The Lisbon Architecture Triennale may have aspirations to international importance, but is really more interesting for what it says about the city’s potential as a regional center rather than a world city like London or New York (more on that in my next post). While most of the Triennale’s three major exhibitions take place in large public event spaces, there is one “official” ancillary event in a small commercial art gallery that has something to contribute to the world architecture scene. The show Interiors is at the Cristina Guerra gallery on Rua de Santo António à Estrela, which seemed to be an out-of-the-way residential neighborhood, but I was told that it is the most important international gallery in Portugal. The exhibition features the interior design work of Portuguese architect Pedro Gadanho, who also serves—not always a good idea—as his own curator. But Gadanho has been asking artists for at least 10 years to document his own design work, and has been smart in his selection of collaborators. The work on the walls is allowed to showcase the artists’ conceptions and insights alongside Gadanho’s interior design. He claims his work is about “difference, intimacy, and desire,” and this does come out in the work, which includes a video, two photography installations, and a wall-hung paper construction. While the video by Filipa Cesar carefully and beautifully tracks the minute details of a domestic storage room, the color photographs of Casa Baltasar by Fernando Guerra foreground the details of a house Gadanho designed for a bachelor. In one image, a bright forest-green kitchen leads into a red wall, the entrance for a bright red bedroom shown in the image next to it—just the “desire” of every bachelor’s dreams. There are also two abstract yet architectural images of the Elipse Foundation, designed by Gadanho in 2006, and a seductive, lozenge-like view of a bathroom by Edgar Martin. I have never visited any of the interiors in the show, so am not sure if they fulfill the designer’s claim (this is where an independent curator would have been helpful) to “difference and desire” in his work.
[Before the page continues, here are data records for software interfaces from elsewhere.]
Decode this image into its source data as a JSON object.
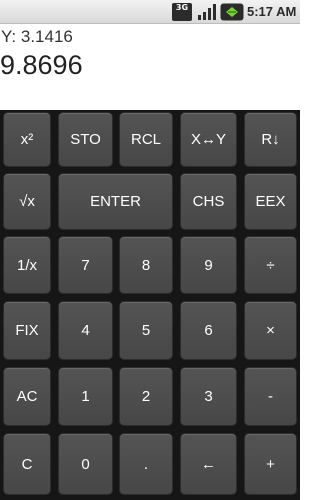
{
  "status_bar": {
    "network_label": "3G",
    "time": "5:17 AM",
    "icons": [
      "3g-icon",
      "signal-icon",
      "battery-icon"
    ]
  },
  "display": {
    "y_label": "Y:",
    "y_value": "3.1416",
    "x_value": "9.8696"
  },
  "keypad": {
    "rows": [
      [
        "x²",
        "STO",
        "RCL",
        "X↔Y",
        "R↓"
      ],
      [
        "√x",
        "ENTER",
        "CHS",
        "EEX"
      ],
      [
        "1/x",
        "7",
        "8",
        "9",
        "÷"
      ],
      [
        "FIX",
        "4",
        "5",
        "6",
        "×"
      ],
      [
        "AC",
        "1",
        "2",
        "3",
        "-"
      ],
      [
        "C",
        "0",
        ".",
        "←",
        "+"
      ]
    ]
  },
  "colors": {
    "keypad_background": "#161616",
    "key_face": "#4d4d4d",
    "key_text": "#ffffff",
    "status_bar": "#e0e0e0"
  }
}
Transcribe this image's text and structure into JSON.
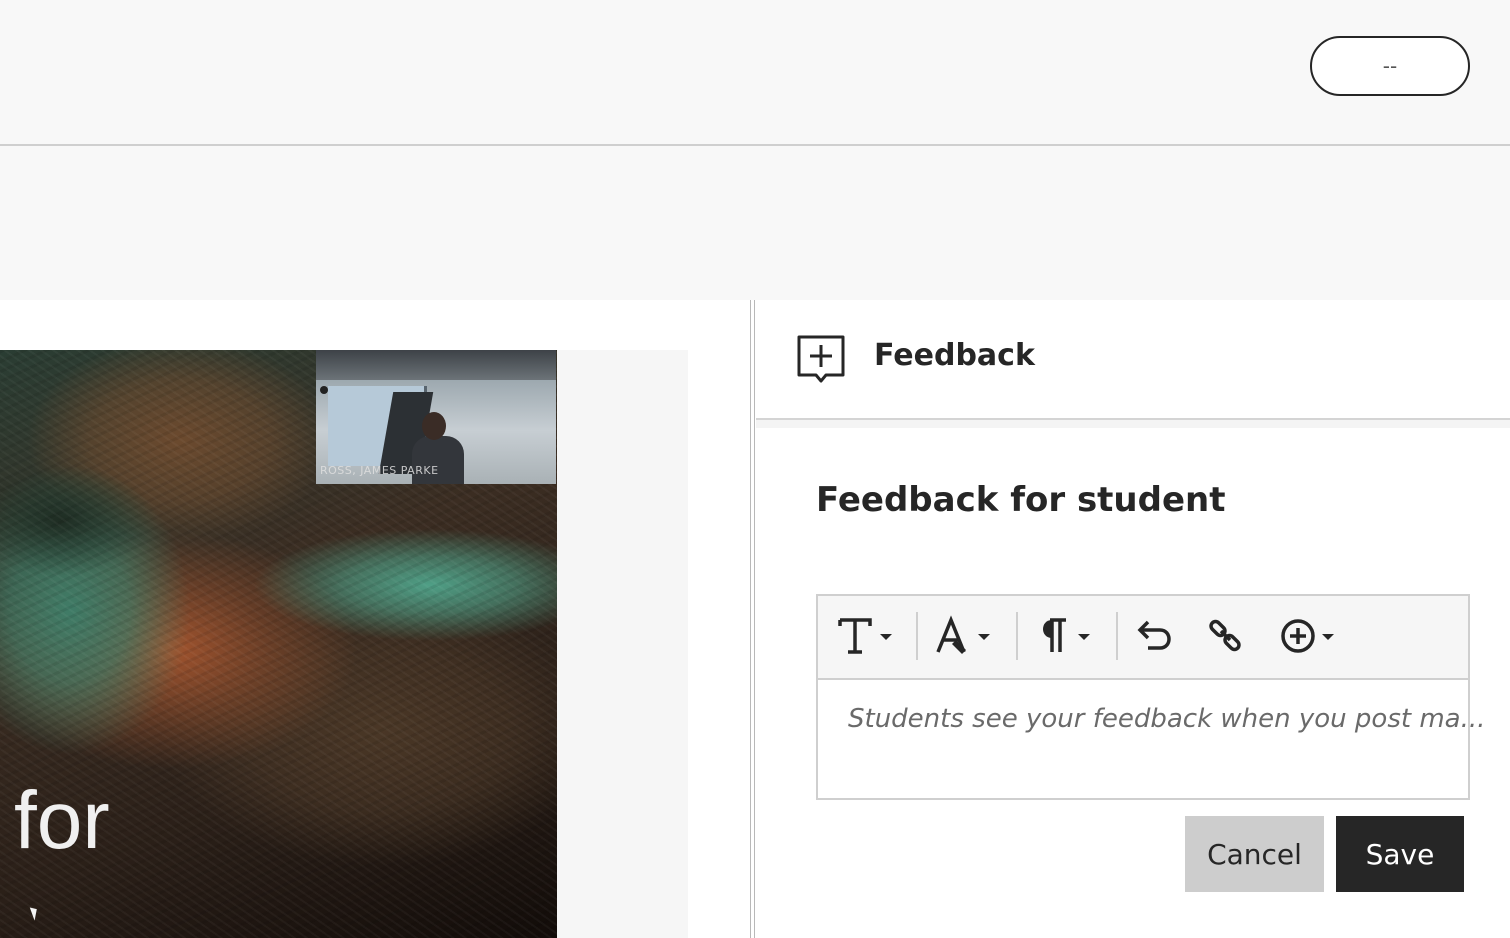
{
  "header": {
    "top_pill_value": "--",
    "second_pill_value": "--"
  },
  "video": {
    "caption": "for",
    "pip_name": "ROSS, JAMES PARKE"
  },
  "panel": {
    "title": "Feedback",
    "section_title": "Feedback for student",
    "editor": {
      "placeholder": "Students see your feedback when you post ma..."
    },
    "toolbar": [
      {
        "name": "text-style-icon",
        "has_dropdown": true
      },
      {
        "name": "text-format-icon",
        "has_dropdown": true
      },
      {
        "name": "paragraph-icon",
        "has_dropdown": true
      },
      {
        "name": "undo-icon",
        "has_dropdown": false
      },
      {
        "name": "link-icon",
        "has_dropdown": false
      },
      {
        "name": "insert-content-icon",
        "has_dropdown": true
      }
    ],
    "buttons": {
      "cancel_label": "Cancel",
      "save_label": "Save"
    }
  },
  "colors": {
    "primary_dark": "#262626",
    "secondary_button": "#cdcdcd",
    "bar_background": "#f8f8f8"
  }
}
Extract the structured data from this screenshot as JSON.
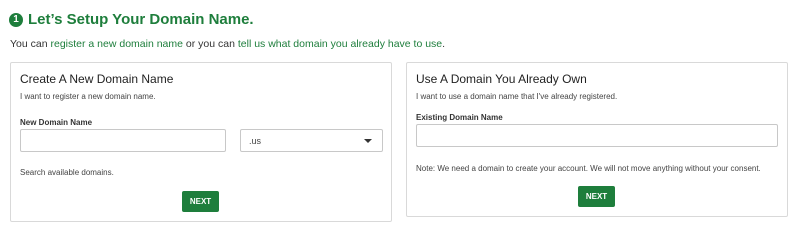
{
  "header": {
    "step_number": "1",
    "title": "Let’s Setup Your Domain Name."
  },
  "intro": {
    "prefix": "You can ",
    "link_register": "register a new domain name",
    "middle": " or you can ",
    "link_existing": "tell us what domain you already have to use",
    "suffix": "."
  },
  "new_domain": {
    "title": "Create A New Domain Name",
    "subtitle": "I want to register a new domain name.",
    "field_label": "New Domain Name",
    "input_value": "",
    "tld_selected": ".us",
    "helper": "Search available domains.",
    "next_label": "NEXT"
  },
  "existing_domain": {
    "title": "Use A Domain You Already Own",
    "subtitle": "I want to use a domain name that I've already registered.",
    "field_label": "Existing Domain Name",
    "input_value": "",
    "note": "Note: We need a domain to create your account. We will not move anything without your consent.",
    "next_label": "NEXT"
  },
  "colors": {
    "accent": "#1e7e3c",
    "border": "#d9d9d9"
  }
}
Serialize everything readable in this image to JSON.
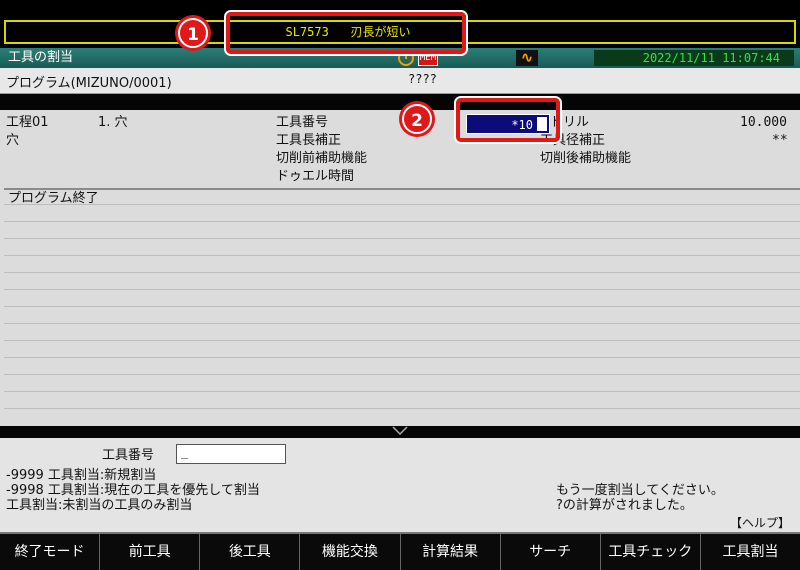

But here on the walls of the gallery, the artists aptly make his case for him.